TotilasTotilas, the dressage wonder horse, was widely regarded as the finest in the world at the height of his career. During this time he was ridden by Edward Gal prior to the arrival of Charlotte Dujardin and Valegro on the international scene.

Born in 2000, and known as Toto, Totilas was a 17.1hh black KWPN stallion by Gribaldi x Glendale. His breeders Jan Schuil and Anna Schuil-Visser asked local rider Jiska de Roos-van den Akker to take over the ride when the stallion was four. With Jiska, he finished fourth in the five-year-old division at the World Young Horse Championships in Verden.

Totilas: the record-breaker

It was at this point in his career that Totilas was bought by Kees and Tosca Visser for the Netherlands’ Edward Gal to ride. With Edward, Totilas set the dressage world alight. The pair made their international grand prix debut in June 2009, scoring 79.14%. Two months later, Totilas became the first horse to break the 90% barrier, as he scored a euphoric individual gold at the European Championships at Windsor.

Totilas and Edward broke numerous world records and became triple gold medalists at the 2010 FEI World Equestrian Games. After this triumph, Toto’s owners Jan Schuil and Anna Schuil-Visser made the decision to sell the outstanding stallion. This lead to outrage from his fans who did not agree with breaking up Edward’s partnership with the black stallion.

A controversial era

Totilas was sold to German stallion mogul Paul Schockemöhle. He kept the breeding rights, while Ann-Kathrin Linsenhoff purchased the riding rights for her then 26-year-old stepson, the German rider Matthias Rath. Sadly the new partnership never made it to the highest echelons of the sport with injuries and illness preventing them from representing their country at championship level until 2015. They attended the 2015 Europeans, but Totilas appeared unlevel in the grand prix  – despite scoring 75.97% for sixth place. The horse was withdrawn before the grand prix special.

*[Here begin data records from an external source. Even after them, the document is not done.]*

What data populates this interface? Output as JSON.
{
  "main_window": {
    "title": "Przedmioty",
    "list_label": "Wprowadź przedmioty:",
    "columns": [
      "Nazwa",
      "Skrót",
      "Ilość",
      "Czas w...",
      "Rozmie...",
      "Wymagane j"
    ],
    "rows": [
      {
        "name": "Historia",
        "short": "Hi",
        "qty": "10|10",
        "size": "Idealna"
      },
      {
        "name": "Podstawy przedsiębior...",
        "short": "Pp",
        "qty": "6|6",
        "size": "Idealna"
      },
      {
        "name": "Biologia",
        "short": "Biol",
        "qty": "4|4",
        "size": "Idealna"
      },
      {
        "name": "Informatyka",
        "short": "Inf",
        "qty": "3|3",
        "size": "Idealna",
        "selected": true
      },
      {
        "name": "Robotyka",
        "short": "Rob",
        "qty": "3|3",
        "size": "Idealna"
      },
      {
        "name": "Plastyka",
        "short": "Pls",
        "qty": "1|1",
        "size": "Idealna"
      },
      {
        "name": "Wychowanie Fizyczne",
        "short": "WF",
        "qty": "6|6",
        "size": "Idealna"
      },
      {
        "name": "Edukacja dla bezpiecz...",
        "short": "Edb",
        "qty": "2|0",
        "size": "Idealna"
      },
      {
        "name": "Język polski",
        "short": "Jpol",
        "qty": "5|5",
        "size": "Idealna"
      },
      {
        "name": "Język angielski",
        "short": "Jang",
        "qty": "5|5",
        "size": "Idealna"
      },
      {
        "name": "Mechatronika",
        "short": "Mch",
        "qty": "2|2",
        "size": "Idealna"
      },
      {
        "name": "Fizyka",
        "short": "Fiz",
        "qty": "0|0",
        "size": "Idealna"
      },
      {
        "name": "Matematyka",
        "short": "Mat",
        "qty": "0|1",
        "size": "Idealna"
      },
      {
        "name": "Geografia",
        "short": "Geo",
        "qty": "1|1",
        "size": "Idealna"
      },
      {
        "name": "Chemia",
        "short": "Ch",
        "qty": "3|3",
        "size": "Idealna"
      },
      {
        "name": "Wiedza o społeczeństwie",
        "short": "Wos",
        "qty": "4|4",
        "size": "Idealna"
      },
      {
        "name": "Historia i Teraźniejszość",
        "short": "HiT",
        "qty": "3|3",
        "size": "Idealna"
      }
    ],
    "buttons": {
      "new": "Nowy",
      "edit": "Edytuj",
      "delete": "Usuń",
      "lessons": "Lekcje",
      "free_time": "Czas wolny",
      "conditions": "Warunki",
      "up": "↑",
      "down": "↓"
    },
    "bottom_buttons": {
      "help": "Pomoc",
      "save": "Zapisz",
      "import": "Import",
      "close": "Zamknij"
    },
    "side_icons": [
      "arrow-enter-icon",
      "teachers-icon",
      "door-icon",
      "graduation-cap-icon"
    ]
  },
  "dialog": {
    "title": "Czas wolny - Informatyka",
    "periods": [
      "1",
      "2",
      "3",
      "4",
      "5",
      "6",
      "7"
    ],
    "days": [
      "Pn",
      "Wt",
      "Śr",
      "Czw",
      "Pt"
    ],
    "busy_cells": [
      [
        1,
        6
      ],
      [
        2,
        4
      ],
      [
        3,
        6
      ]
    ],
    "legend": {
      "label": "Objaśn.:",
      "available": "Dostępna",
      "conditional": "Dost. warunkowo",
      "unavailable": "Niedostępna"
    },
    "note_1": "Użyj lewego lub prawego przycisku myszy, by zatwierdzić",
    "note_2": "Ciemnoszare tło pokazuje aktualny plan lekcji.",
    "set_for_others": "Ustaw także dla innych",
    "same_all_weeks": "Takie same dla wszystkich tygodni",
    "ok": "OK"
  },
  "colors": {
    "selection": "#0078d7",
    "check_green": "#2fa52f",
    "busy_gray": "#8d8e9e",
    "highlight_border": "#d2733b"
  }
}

Totilas was retired from competition shortly after the 2015 Europeans, though he remained in demand as a sire. He died at the age of 20 following a severe colic in December 2020. His death prompted a global outpouring of sadness among the dressage and wider equestrian community.